But relationships with men, as we’ve all learned over time, are replaced by more mature or deeper relationships with other men where we use what we learned from prior relationships to ensure the same mistakes don’t happen again, leaving us hurt, heartbroken and feeling unloved. But relationships in families, are not replaced. We are all given one mother and one father. And I get that we’re all human, but who defines for us what our duties and responsibilities are while performing those jobs? Do we rely on our ability to lay our heads down at night to get a good night’s sleep? And hope that when we’ve performed a horrible act against our child then it will be our conscious that will keep us up at night? That our sick, demented minds won’t justify the actions enough times to allow us to get a good night’s sleep eventually? Or is that the route cause of the chemical dependencies we all suffer from?

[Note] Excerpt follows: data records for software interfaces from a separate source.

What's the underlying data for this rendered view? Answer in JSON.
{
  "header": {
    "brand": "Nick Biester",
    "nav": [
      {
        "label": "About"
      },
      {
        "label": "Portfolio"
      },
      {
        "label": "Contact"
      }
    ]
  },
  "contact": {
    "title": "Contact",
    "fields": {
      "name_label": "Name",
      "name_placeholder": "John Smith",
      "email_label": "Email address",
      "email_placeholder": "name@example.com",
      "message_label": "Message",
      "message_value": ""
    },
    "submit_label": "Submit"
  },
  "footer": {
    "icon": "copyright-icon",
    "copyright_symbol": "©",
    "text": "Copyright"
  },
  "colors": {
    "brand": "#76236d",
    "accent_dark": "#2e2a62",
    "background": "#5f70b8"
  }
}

I have to say that what I’ve discovered most recently is the type of people we are at birth…making no difference what we see or witness as children or young adults to determine the type of person we become. And I have to say that this premise makes me so upset! And while my teachers in college used to try to teach this exact premise, I would argue and debate the idea…wanting to believe back when I was 20 that I was in charge of the person I was going to become. (I mean didn’t it matter that I made a wish while blowing out my birthday candles each year that I wanted a devoted husband and a family and house? Shouldn’t that mean that no matter what happened to me, that’s what I would get and that I would start to feel like it was “right” for me?)
Well, I gotta say, the person we become is determined by the person we were meant to be. So yes, we can teach our children how to judge their own actions to determine if what they are doing is good or bad, but as for it making a difference to them, that can not be taught. As I said, from a young age, I decided to make sure that I would never do anything to ever make someone else feel bad…feel betrayed or left out…not in my world. And I am so happy…everyday, not to ever find myself in a position where that might be possible. But it was my genes that allowed me to have the empathy to care about how others felt while in my world more than about just me getting caught…that comes from a different kind of gene that I am happy to say I never got.